__Task requirements__: Check every line of the entries below for "ACCTRES", and copy the lines that have it.

[App and web page records]

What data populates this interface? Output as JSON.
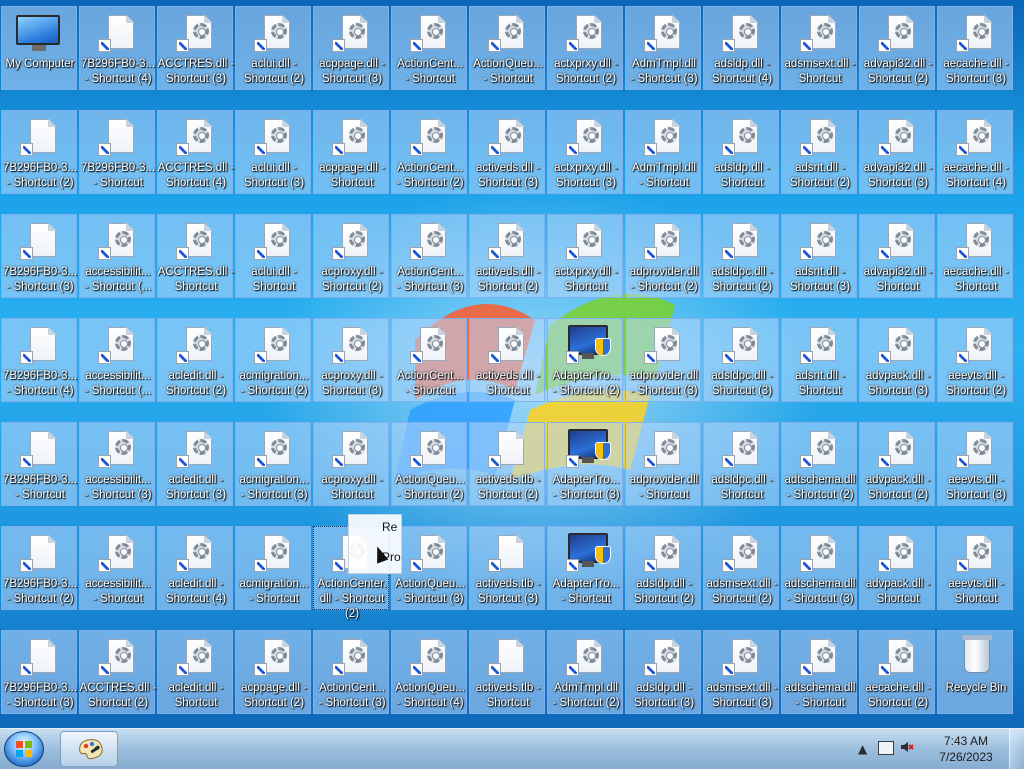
{
  "desktop": {
    "wallpaper": "windows-7-default",
    "icons": [
      {
        "label": "My Computer",
        "type": "computer"
      },
      {
        "label": "7B296FB0-3...\n- Shortcut (4)",
        "type": "file",
        "shortcut": true
      },
      {
        "label": "ACCTRES.dll -\nShortcut (3)",
        "type": "gear",
        "shortcut": true
      },
      {
        "label": "aclui.dll -\nShortcut (2)",
        "type": "gear",
        "shortcut": true
      },
      {
        "label": "acppage.dll -\nShortcut (3)",
        "type": "gear",
        "shortcut": true
      },
      {
        "label": "ActionCent...\n- Shortcut",
        "type": "gear",
        "shortcut": true
      },
      {
        "label": "ActionQueu...\n- Shortcut",
        "type": "gear",
        "shortcut": true
      },
      {
        "label": "actxprxy.dll -\nShortcut (2)",
        "type": "gear",
        "shortcut": true
      },
      {
        "label": "AdmTmpl.dll\n- Shortcut (3)",
        "type": "gear",
        "shortcut": true
      },
      {
        "label": "adsldp.dll -\nShortcut (4)",
        "type": "gear",
        "shortcut": true
      },
      {
        "label": "adsmsext.dll -\nShortcut",
        "type": "gear",
        "shortcut": true
      },
      {
        "label": "advapi32.dll -\nShortcut (2)",
        "type": "gear",
        "shortcut": true
      },
      {
        "label": "aecache.dll -\nShortcut (3)",
        "type": "gear",
        "shortcut": true
      },
      {
        "label": "7B296FB0-3...\n- Shortcut (2)",
        "type": "file",
        "shortcut": true
      },
      {
        "label": "7B296FB0-3...\n- Shortcut",
        "type": "file",
        "shortcut": true
      },
      {
        "label": "ACCTRES.dll -\nShortcut (4)",
        "type": "gear",
        "shortcut": true
      },
      {
        "label": "aclui.dll -\nShortcut (3)",
        "type": "gear",
        "shortcut": true
      },
      {
        "label": "acppage.dll -\nShortcut",
        "type": "gear",
        "shortcut": true
      },
      {
        "label": "ActionCent...\n- Shortcut (2)",
        "type": "gear",
        "shortcut": true
      },
      {
        "label": "activeds.dll -\nShortcut (3)",
        "type": "gear",
        "shortcut": true
      },
      {
        "label": "actxprxy.dll -\nShortcut (3)",
        "type": "gear",
        "shortcut": true
      },
      {
        "label": "AdmTmpl.dll\n- Shortcut",
        "type": "gear",
        "shortcut": true
      },
      {
        "label": "adsldp.dll -\nShortcut",
        "type": "gear",
        "shortcut": true
      },
      {
        "label": "adsnt.dll -\nShortcut (2)",
        "type": "gear",
        "shortcut": true
      },
      {
        "label": "advapi32.dll -\nShortcut (3)",
        "type": "gear",
        "shortcut": true
      },
      {
        "label": "aecache.dll -\nShortcut (4)",
        "type": "gear",
        "shortcut": true
      },
      {
        "label": "7B296FB0-3...\n- Shortcut (3)",
        "type": "file",
        "shortcut": true
      },
      {
        "label": "accessibilit...\n- Shortcut (...",
        "type": "gear",
        "shortcut": true
      },
      {
        "label": "ACCTRES.dll -\nShortcut",
        "type": "gear",
        "shortcut": true
      },
      {
        "label": "aclui.dll -\nShortcut",
        "type": "gear",
        "shortcut": true
      },
      {
        "label": "acproxy.dll -\nShortcut (2)",
        "type": "gear",
        "shortcut": true
      },
      {
        "label": "ActionCent...\n- Shortcut (3)",
        "type": "gear",
        "shortcut": true
      },
      {
        "label": "activeds.dll -\nShortcut (2)",
        "type": "gear",
        "shortcut": true
      },
      {
        "label": "actxprxy.dll -\nShortcut",
        "type": "gear",
        "shortcut": true
      },
      {
        "label": "adprovider.dll\n- Shortcut (2)",
        "type": "gear",
        "shortcut": true
      },
      {
        "label": "adsldpc.dll -\nShortcut (2)",
        "type": "gear",
        "shortcut": true
      },
      {
        "label": "adsnt.dll -\nShortcut (3)",
        "type": "gear",
        "shortcut": true
      },
      {
        "label": "advapi32.dll -\nShortcut",
        "type": "gear",
        "shortcut": true
      },
      {
        "label": "aecache.dll -\nShortcut",
        "type": "gear",
        "shortcut": true
      },
      {
        "label": "7B296FB0-3...\n- Shortcut (4)",
        "type": "file",
        "shortcut": true
      },
      {
        "label": "accessibilit...\n- Shortcut (...",
        "type": "gear",
        "shortcut": true
      },
      {
        "label": "acledit.dll -\nShortcut (2)",
        "type": "gear",
        "shortcut": true
      },
      {
        "label": "acmigration...\n- Shortcut (2)",
        "type": "gear",
        "shortcut": true
      },
      {
        "label": "acproxy.dll -\nShortcut (3)",
        "type": "gear",
        "shortcut": true
      },
      {
        "label": "ActionCent...\n- Shortcut",
        "type": "gear",
        "shortcut": true
      },
      {
        "label": "activeds.dll -\nShortcut",
        "type": "gear",
        "shortcut": true
      },
      {
        "label": "AdapterTro...\n- Shortcut (2)",
        "type": "monitor",
        "shortcut": true
      },
      {
        "label": "adprovider.dll\n- Shortcut (3)",
        "type": "gear",
        "shortcut": true
      },
      {
        "label": "adsldpc.dll -\nShortcut (3)",
        "type": "gear",
        "shortcut": true
      },
      {
        "label": "adsnt.dll -\nShortcut",
        "type": "gear",
        "shortcut": true
      },
      {
        "label": "advpack.dll -\nShortcut (3)",
        "type": "gear",
        "shortcut": true
      },
      {
        "label": "aeevts.dll -\nShortcut (2)",
        "type": "gear",
        "shortcut": true
      },
      {
        "label": "7B296FB0-3...\n- Shortcut",
        "type": "file",
        "shortcut": true
      },
      {
        "label": "accessibilit...\n- Shortcut (3)",
        "type": "gear",
        "shortcut": true
      },
      {
        "label": "acledit.dll -\nShortcut (3)",
        "type": "gear",
        "shortcut": true
      },
      {
        "label": "acmigration...\n- Shortcut (3)",
        "type": "gear",
        "shortcut": true
      },
      {
        "label": "acproxy.dll -\nShortcut",
        "type": "gear",
        "shortcut": true
      },
      {
        "label": "ActionQueu...\n- Shortcut (2)",
        "type": "gear",
        "shortcut": true
      },
      {
        "label": "activeds.tlb -\nShortcut (2)",
        "type": "file",
        "shortcut": true
      },
      {
        "label": "AdapterTro...\n- Shortcut (3)",
        "type": "monitor",
        "shortcut": true
      },
      {
        "label": "adprovider.dll\n- Shortcut",
        "type": "gear",
        "shortcut": true
      },
      {
        "label": "adsldpc.dll -\nShortcut",
        "type": "gear",
        "shortcut": true
      },
      {
        "label": "adtschema.dll\n- Shortcut (2)",
        "type": "gear",
        "shortcut": true
      },
      {
        "label": "advpack.dll -\nShortcut (2)",
        "type": "gear",
        "shortcut": true
      },
      {
        "label": "aeevts.dll -\nShortcut (3)",
        "type": "gear",
        "shortcut": true
      },
      {
        "label": "7B296FB0-3...\n- Shortcut (2)",
        "type": "file",
        "shortcut": true
      },
      {
        "label": "accessibilit...\n- Shortcut",
        "type": "gear",
        "shortcut": true
      },
      {
        "label": "acledit.dll -\nShortcut (4)",
        "type": "gear",
        "shortcut": true
      },
      {
        "label": "acmigration...\n- Shortcut",
        "type": "gear",
        "shortcut": true
      },
      {
        "label": "ActionCenter.\ndll - Shortcut\n(2)",
        "type": "gear",
        "shortcut": true,
        "focused": true
      },
      {
        "label": "ActionQueu...\n- Shortcut (3)",
        "type": "gear",
        "shortcut": true
      },
      {
        "label": "activeds.tlb -\nShortcut (3)",
        "type": "file",
        "shortcut": true
      },
      {
        "label": "AdapterTro...\n- Shortcut",
        "type": "monitor",
        "shortcut": true
      },
      {
        "label": "adsldp.dll -\nShortcut (2)",
        "type": "gear",
        "shortcut": true
      },
      {
        "label": "adsmsext.dll -\nShortcut (2)",
        "type": "gear",
        "shortcut": true
      },
      {
        "label": "adtschema.dll\n- Shortcut (3)",
        "type": "gear",
        "shortcut": true
      },
      {
        "label": "advpack.dll -\nShortcut",
        "type": "gear",
        "shortcut": true
      },
      {
        "label": "aeevts.dll -\nShortcut",
        "type": "gear",
        "shortcut": true
      },
      {
        "label": "7B296FB0-3...\n- Shortcut (3)",
        "type": "file",
        "shortcut": true
      },
      {
        "label": "ACCTRES.dll -\nShortcut (2)",
        "type": "gear",
        "shortcut": true
      },
      {
        "label": "acledit.dll -\nShortcut",
        "type": "gear",
        "shortcut": true
      },
      {
        "label": "acppage.dll -\nShortcut (2)",
        "type": "gear",
        "shortcut": true
      },
      {
        "label": "ActionCent...\n- Shortcut (3)",
        "type": "gear",
        "shortcut": true
      },
      {
        "label": "ActionQueu...\n- Shortcut (4)",
        "type": "gear",
        "shortcut": true
      },
      {
        "label": "activeds.tlb -\nShortcut",
        "type": "file",
        "shortcut": true
      },
      {
        "label": "AdmTmpl.dll\n- Shortcut (2)",
        "type": "gear",
        "shortcut": true
      },
      {
        "label": "adsldp.dll -\nShortcut (3)",
        "type": "gear",
        "shortcut": true
      },
      {
        "label": "adsmsext.dll -\nShortcut (3)",
        "type": "gear",
        "shortcut": true
      },
      {
        "label": "adtschema.dll\n- Shortcut",
        "type": "gear",
        "shortcut": true
      },
      {
        "label": "aecache.dll -\nShortcut (2)",
        "type": "gear",
        "shortcut": true
      },
      {
        "label": "Recycle Bin",
        "type": "bin"
      }
    ],
    "drag_ghost": {
      "text_line1": "Re",
      "text_line2": "Pro"
    }
  },
  "taskbar": {
    "start_button_label": "Start",
    "pinned": [
      {
        "name": "Paint"
      }
    ],
    "tray": {
      "show_hidden_label": "▲",
      "time": "7:43 AM",
      "date": "7/26/2023"
    }
  }
}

__Answer for the task__:
        "label": "ACCTRES.dll -\nShortcut (3)",
        "label": "ACCTRES.dll -\nShortcut (4)",
        "label": "ACCTRES.dll -\nShortcut",
        "label": "ACCTRES.dll -\nShortcut (2)",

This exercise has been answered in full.